Copy out each line of the listing below where the string "JSON" appears.

☆ ☆ ☆ ☆

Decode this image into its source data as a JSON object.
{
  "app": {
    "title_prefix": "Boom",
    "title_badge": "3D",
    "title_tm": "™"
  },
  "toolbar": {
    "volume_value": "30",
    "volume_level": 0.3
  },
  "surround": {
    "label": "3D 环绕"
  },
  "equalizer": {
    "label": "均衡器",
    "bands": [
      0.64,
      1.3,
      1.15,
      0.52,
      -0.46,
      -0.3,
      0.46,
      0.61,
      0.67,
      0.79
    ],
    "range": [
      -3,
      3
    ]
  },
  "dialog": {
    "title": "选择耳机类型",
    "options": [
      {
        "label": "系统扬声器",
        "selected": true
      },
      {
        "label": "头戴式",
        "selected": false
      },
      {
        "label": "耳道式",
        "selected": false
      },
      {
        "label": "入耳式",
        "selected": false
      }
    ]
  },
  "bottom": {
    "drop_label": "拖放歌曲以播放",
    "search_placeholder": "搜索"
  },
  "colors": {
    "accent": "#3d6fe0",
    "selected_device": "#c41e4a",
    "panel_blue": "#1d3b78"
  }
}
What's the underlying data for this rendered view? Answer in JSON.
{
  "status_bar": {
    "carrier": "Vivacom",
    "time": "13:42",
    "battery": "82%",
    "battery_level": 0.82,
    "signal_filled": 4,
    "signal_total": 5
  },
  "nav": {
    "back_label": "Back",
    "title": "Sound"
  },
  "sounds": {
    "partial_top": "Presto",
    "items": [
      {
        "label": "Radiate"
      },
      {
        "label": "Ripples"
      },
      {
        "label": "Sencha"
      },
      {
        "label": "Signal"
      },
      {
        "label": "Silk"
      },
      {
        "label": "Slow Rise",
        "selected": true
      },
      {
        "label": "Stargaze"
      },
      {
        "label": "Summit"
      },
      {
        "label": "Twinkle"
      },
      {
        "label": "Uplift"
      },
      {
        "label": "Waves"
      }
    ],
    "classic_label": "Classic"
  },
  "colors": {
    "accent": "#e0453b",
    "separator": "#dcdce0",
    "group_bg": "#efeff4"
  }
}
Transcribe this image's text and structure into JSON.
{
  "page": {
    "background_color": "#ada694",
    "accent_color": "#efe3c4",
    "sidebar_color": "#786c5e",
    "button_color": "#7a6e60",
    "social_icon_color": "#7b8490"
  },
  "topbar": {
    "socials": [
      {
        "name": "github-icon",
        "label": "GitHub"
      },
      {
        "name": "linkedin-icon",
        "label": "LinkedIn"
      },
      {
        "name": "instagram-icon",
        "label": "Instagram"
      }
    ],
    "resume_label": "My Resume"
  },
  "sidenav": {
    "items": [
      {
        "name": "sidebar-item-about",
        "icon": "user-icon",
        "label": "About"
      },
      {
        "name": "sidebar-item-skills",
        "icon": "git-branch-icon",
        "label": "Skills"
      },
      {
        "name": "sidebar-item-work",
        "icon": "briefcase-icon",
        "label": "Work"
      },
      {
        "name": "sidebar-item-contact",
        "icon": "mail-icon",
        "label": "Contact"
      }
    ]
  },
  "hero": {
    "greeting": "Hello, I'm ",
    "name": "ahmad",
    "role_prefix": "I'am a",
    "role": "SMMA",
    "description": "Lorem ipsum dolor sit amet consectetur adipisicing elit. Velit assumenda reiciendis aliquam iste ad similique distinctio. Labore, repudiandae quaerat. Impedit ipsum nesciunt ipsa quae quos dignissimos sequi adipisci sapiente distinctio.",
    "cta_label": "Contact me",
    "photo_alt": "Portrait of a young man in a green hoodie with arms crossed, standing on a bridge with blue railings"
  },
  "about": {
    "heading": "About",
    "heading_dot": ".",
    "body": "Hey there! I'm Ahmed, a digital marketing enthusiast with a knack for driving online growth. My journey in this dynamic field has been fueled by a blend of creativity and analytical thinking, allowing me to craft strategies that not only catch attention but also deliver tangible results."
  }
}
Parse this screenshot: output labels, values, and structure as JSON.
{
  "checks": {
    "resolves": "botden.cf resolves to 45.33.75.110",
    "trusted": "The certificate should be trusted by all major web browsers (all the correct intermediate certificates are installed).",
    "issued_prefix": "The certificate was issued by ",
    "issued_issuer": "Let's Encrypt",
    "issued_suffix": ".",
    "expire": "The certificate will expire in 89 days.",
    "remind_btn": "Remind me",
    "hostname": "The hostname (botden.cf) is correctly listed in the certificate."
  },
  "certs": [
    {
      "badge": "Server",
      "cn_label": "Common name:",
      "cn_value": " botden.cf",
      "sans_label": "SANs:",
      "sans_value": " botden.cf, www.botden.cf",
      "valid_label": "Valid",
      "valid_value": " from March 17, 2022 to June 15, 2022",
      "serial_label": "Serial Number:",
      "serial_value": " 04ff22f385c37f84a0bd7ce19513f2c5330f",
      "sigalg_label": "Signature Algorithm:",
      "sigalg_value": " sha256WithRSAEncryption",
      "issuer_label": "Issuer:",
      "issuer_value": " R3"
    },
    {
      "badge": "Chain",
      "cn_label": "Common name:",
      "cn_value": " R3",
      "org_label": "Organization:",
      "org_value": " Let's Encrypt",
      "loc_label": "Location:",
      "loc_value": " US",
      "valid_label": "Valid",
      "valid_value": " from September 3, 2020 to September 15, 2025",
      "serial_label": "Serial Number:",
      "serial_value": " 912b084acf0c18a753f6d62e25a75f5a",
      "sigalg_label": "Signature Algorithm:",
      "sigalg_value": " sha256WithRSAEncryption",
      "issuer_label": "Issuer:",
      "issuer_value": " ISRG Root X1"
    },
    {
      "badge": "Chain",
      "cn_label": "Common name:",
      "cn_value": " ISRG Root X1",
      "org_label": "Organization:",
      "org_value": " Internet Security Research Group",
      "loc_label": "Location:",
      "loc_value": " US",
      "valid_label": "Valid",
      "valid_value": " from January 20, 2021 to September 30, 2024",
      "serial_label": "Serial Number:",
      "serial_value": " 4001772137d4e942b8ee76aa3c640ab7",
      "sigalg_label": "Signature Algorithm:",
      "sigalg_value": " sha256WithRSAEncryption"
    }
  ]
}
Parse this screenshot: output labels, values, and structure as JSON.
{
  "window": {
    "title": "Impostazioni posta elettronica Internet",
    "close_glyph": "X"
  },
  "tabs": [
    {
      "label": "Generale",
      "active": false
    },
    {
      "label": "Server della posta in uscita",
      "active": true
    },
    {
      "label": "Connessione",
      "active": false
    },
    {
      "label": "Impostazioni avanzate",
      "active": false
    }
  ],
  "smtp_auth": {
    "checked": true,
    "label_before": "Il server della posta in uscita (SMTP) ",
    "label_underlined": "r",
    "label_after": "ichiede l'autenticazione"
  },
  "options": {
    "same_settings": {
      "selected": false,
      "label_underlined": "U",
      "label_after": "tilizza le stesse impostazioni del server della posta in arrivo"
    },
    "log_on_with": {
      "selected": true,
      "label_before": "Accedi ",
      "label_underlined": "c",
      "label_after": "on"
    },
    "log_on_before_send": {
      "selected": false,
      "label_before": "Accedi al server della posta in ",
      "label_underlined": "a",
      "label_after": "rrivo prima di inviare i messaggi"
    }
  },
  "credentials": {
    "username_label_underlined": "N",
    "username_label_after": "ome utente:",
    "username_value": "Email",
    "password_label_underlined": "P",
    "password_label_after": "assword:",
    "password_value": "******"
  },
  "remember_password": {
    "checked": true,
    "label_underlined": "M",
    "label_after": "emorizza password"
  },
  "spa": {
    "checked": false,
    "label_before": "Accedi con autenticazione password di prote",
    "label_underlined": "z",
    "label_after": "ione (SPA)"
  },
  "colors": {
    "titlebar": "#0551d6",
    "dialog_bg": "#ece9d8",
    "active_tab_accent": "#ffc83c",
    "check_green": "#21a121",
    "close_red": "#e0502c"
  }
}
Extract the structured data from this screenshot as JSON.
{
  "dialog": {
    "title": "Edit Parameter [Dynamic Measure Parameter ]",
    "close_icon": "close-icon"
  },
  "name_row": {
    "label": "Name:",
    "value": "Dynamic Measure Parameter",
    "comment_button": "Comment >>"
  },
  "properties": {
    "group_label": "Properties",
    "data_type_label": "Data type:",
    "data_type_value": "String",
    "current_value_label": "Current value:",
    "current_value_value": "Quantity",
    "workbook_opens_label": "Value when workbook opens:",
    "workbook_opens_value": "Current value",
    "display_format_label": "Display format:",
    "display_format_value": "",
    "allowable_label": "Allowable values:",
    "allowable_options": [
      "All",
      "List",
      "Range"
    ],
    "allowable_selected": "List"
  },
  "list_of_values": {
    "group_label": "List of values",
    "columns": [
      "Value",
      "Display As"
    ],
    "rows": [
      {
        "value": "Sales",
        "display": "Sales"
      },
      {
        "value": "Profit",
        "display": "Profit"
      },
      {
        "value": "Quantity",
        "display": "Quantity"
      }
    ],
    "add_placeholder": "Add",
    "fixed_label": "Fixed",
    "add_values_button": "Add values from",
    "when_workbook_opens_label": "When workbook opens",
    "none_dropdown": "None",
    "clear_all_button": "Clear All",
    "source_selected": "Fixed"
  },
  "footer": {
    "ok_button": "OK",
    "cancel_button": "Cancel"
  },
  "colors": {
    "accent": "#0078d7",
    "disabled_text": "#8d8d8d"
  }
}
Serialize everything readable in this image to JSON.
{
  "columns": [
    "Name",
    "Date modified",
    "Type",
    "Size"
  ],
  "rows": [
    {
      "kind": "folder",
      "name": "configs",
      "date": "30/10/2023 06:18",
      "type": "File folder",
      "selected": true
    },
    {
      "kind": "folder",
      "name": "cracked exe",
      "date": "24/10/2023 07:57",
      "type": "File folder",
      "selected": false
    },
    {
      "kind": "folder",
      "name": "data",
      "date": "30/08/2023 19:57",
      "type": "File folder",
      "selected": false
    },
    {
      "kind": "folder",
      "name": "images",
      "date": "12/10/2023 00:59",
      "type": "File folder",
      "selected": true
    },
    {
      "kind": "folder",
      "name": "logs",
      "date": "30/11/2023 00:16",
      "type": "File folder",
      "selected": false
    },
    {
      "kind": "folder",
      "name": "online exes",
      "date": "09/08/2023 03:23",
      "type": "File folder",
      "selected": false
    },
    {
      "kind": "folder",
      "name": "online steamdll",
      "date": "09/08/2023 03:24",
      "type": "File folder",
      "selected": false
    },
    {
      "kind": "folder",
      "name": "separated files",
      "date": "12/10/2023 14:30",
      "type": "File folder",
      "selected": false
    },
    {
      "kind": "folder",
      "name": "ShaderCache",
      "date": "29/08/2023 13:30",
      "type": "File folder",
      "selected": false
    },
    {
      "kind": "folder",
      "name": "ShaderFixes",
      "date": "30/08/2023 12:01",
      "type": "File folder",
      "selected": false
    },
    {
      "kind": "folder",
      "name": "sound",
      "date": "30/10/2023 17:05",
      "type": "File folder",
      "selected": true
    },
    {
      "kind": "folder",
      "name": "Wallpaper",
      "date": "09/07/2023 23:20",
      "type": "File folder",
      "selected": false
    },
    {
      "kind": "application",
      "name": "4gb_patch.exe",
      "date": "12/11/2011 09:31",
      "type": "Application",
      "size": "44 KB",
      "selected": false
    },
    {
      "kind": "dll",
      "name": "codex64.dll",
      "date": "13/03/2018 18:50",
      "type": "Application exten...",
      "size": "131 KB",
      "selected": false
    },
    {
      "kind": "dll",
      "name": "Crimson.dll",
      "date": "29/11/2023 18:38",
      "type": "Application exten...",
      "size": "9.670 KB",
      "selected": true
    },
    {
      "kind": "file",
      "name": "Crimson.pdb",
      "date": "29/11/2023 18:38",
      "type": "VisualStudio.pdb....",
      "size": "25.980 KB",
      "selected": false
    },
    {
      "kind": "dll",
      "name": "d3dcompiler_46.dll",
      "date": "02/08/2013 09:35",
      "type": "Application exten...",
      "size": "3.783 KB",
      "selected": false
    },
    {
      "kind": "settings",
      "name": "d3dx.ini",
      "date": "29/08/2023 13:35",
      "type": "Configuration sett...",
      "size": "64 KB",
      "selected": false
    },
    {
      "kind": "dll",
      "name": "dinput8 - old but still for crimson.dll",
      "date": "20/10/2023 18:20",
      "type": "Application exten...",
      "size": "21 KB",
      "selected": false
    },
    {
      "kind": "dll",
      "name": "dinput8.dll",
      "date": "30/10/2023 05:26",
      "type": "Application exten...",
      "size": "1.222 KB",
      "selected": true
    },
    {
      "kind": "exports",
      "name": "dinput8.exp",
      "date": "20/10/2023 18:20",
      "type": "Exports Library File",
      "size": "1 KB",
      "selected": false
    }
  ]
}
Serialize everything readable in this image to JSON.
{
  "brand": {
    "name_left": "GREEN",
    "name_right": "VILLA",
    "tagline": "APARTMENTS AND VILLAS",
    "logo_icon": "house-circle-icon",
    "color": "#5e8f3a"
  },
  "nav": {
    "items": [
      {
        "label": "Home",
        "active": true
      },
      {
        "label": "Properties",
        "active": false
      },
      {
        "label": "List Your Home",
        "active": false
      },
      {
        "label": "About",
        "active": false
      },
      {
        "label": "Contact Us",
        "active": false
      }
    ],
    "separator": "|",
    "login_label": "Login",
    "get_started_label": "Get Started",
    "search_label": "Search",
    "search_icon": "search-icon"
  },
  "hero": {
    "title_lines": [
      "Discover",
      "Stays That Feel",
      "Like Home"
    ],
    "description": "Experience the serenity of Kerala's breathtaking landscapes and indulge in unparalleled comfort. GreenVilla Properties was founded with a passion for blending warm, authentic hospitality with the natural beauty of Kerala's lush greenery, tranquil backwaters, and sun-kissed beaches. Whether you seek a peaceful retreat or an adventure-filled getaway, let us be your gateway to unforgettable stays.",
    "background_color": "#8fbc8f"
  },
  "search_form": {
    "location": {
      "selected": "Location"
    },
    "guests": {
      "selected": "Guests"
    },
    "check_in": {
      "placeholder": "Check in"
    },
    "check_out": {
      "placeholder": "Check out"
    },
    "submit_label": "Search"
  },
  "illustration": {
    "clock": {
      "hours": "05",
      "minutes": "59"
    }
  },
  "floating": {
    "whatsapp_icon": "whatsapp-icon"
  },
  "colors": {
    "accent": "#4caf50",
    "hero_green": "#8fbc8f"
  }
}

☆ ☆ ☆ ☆

RESULT FOR THIS EXERCISE
Decode this image into its source data as a JSON object.
What's the underlying data for this rendered view? Answer in JSON.
Transcribe this image's text and structure into JSON.
Parse this screenshot: output labels, values, and structure as JSON.
Parse this screenshot: output labels, values, and structure as JSON.
Extract the structured data from this screenshot as JSON.
Serialize everything readable in this image to JSON.
Serialize everything readable in this image to JSON.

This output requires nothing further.